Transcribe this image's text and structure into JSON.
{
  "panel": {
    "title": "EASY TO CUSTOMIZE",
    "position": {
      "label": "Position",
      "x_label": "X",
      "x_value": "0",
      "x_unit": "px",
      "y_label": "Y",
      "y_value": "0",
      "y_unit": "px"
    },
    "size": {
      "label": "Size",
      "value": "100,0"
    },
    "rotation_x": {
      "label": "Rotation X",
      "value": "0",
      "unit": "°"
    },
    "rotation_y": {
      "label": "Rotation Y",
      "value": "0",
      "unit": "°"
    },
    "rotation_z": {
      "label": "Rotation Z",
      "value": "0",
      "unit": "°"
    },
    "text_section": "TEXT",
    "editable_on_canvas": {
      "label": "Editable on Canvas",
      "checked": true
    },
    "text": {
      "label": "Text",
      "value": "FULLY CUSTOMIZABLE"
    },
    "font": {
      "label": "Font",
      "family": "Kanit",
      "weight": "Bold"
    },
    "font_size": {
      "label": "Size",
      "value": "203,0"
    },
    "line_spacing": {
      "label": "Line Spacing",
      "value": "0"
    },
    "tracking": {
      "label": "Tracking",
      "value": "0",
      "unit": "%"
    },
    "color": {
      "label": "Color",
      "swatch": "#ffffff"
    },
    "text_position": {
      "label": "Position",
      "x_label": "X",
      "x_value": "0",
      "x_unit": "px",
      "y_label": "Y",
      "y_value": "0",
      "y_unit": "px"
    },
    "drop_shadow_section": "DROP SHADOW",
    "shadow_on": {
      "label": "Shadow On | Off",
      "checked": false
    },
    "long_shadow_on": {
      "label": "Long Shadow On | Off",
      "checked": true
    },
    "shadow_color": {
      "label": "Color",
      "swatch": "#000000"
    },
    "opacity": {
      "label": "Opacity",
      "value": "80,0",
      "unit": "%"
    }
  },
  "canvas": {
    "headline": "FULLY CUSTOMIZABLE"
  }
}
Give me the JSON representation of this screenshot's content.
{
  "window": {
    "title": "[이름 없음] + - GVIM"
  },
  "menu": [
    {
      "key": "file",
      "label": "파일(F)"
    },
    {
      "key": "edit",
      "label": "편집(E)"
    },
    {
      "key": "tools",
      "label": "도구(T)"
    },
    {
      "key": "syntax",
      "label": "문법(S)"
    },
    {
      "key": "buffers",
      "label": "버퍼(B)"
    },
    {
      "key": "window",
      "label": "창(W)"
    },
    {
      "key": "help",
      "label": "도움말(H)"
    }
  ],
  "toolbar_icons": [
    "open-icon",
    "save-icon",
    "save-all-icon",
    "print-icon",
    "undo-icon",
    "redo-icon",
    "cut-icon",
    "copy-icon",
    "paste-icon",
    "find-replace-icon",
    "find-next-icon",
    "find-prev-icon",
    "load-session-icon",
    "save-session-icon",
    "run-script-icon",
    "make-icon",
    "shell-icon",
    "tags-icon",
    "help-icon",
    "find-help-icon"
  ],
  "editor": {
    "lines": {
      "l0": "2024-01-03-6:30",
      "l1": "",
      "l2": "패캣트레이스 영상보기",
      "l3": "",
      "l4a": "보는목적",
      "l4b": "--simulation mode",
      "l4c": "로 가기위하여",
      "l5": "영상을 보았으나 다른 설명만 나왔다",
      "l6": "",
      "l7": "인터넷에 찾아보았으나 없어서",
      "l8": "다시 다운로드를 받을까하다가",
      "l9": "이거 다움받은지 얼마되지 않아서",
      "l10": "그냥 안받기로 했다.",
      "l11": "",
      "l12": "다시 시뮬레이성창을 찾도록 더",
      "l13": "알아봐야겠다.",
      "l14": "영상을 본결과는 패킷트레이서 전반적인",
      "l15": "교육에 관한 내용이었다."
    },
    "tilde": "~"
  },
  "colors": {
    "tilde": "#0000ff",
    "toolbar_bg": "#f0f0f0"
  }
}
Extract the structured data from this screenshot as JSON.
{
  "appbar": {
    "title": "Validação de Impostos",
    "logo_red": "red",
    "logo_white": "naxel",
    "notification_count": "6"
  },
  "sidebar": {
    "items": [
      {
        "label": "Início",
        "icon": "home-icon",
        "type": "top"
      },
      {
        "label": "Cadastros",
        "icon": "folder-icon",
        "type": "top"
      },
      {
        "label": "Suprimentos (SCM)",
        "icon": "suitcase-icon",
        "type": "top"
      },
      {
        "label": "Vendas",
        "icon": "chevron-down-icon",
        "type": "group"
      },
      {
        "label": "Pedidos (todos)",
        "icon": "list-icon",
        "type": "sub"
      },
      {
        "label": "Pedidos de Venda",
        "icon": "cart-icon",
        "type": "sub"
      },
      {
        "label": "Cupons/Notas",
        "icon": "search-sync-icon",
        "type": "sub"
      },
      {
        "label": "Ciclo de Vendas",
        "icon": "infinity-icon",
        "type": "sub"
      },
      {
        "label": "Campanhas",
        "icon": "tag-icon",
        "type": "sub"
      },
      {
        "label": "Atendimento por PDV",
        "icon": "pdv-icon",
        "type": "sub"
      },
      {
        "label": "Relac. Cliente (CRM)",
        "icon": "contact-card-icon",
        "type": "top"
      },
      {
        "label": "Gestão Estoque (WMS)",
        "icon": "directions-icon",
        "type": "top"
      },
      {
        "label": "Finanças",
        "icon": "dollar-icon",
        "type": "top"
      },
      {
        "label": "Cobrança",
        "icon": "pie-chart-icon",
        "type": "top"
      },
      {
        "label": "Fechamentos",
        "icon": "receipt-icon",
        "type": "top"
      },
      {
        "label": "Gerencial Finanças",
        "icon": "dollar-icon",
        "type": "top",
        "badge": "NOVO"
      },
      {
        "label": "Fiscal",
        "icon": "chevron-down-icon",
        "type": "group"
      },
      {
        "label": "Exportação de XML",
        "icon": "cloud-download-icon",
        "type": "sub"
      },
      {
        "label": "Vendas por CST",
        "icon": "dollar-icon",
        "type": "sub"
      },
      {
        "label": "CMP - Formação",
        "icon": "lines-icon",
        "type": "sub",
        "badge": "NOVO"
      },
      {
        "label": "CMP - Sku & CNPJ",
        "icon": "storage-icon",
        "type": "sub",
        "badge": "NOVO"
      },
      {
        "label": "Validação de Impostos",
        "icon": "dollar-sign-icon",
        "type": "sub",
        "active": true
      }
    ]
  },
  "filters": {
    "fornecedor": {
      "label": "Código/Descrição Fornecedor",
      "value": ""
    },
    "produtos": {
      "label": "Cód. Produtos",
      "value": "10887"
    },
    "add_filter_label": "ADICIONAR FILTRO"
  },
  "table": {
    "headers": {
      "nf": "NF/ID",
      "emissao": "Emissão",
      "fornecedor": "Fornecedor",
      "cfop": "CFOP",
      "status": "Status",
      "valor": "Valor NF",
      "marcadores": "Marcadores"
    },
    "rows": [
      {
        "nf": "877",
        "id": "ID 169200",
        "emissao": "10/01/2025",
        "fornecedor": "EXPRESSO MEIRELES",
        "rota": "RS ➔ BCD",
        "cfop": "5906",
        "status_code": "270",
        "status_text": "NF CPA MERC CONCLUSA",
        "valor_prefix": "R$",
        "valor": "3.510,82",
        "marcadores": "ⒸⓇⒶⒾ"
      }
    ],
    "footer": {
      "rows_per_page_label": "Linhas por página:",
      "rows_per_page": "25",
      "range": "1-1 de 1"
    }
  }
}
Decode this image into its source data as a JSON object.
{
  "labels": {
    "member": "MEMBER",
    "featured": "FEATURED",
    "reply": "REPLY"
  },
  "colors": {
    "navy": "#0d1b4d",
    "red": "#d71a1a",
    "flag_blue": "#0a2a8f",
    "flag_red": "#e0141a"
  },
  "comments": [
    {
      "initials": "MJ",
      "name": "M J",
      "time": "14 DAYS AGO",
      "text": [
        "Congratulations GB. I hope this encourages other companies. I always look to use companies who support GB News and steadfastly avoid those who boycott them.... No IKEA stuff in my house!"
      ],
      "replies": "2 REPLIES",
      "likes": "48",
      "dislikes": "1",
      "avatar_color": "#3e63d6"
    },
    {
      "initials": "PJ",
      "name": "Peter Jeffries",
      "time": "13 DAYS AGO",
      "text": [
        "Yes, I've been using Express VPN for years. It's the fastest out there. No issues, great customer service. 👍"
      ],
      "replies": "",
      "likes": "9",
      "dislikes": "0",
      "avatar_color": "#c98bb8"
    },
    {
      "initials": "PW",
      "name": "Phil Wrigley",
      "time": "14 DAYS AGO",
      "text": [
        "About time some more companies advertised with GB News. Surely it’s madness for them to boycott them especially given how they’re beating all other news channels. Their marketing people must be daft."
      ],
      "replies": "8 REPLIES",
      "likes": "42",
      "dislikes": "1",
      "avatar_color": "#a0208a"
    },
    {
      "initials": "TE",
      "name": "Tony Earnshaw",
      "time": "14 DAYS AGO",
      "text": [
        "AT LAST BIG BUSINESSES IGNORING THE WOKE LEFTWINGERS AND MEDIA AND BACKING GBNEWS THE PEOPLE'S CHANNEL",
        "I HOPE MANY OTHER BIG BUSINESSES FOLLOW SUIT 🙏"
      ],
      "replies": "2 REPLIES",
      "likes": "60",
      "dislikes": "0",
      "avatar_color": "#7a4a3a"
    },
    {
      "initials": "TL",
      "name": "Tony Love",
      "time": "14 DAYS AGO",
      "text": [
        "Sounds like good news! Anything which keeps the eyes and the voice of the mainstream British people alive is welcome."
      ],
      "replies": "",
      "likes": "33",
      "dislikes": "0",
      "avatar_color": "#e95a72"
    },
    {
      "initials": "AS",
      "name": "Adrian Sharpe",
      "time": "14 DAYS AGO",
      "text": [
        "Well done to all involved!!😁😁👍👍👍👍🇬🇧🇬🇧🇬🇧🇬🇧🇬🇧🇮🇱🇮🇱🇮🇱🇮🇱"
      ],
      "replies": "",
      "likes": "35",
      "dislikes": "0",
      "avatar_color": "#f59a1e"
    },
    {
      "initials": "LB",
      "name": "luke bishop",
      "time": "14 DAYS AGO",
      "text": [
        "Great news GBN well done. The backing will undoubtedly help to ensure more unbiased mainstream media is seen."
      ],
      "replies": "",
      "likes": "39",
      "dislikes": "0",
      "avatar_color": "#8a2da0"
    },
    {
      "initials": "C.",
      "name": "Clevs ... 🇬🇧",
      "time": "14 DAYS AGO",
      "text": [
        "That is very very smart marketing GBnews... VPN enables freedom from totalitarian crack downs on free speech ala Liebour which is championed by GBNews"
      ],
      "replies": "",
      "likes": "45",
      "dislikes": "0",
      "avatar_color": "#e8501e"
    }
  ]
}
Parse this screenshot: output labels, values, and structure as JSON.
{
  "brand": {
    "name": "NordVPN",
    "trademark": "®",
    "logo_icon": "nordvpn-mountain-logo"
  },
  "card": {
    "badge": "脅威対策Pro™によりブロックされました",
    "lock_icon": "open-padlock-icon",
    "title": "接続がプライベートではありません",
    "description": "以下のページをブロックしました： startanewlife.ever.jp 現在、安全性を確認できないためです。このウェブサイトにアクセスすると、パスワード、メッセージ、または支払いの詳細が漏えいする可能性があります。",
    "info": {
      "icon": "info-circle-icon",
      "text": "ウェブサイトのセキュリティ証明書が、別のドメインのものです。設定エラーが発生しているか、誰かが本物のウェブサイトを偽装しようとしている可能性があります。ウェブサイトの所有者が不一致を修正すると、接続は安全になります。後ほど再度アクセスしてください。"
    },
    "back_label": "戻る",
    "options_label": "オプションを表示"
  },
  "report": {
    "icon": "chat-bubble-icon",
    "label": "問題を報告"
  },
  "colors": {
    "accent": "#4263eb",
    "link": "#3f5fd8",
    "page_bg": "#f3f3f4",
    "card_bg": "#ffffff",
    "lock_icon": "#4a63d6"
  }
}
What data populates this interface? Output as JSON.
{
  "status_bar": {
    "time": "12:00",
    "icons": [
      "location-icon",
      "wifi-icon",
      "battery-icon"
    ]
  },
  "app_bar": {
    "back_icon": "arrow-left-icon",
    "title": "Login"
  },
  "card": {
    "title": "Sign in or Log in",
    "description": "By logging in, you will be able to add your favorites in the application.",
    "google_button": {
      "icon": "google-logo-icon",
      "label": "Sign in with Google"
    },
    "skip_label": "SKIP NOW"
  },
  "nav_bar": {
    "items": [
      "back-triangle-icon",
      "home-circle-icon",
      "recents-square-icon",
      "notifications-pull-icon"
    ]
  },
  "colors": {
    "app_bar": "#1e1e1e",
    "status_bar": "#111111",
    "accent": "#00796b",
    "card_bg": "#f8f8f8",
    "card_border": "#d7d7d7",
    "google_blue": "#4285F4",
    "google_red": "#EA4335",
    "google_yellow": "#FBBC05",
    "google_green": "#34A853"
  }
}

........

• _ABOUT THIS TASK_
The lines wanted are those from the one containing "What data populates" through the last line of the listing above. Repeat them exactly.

• _WRITTEN ANSWER_
What data populates this interface? Output as JSON.
{
  "status_bar": {
    "time": "12:00",
    "icons": [
      "location-icon",
      "wifi-icon",
      "battery-icon"
    ]
  },
  "app_bar": {
    "back_icon": "arrow-left-icon",
    "title": "Login"
  },
  "card": {
    "title": "Sign in or Log in",
    "description": "By logging in, you will be able to add your favorites in the application.",
    "google_button": {
      "icon": "google-logo-icon",
      "label": "Sign in with Google"
    },
    "skip_label": "SKIP NOW"
  },
  "nav_bar": {
    "items": [
      "back-triangle-icon",
      "home-circle-icon",
      "recents-square-icon",
      "notifications-pull-icon"
    ]
  },
  "colors": {
    "app_bar": "#1e1e1e",
    "status_bar": "#111111",
    "accent": "#00796b",
    "card_bg": "#f8f8f8",
    "card_border": "#d7d7d7",
    "google_blue": "#4285F4",
    "google_red": "#EA4335",
    "google_yellow": "#FBBC05",
    "google_green": "#34A853"
  }
}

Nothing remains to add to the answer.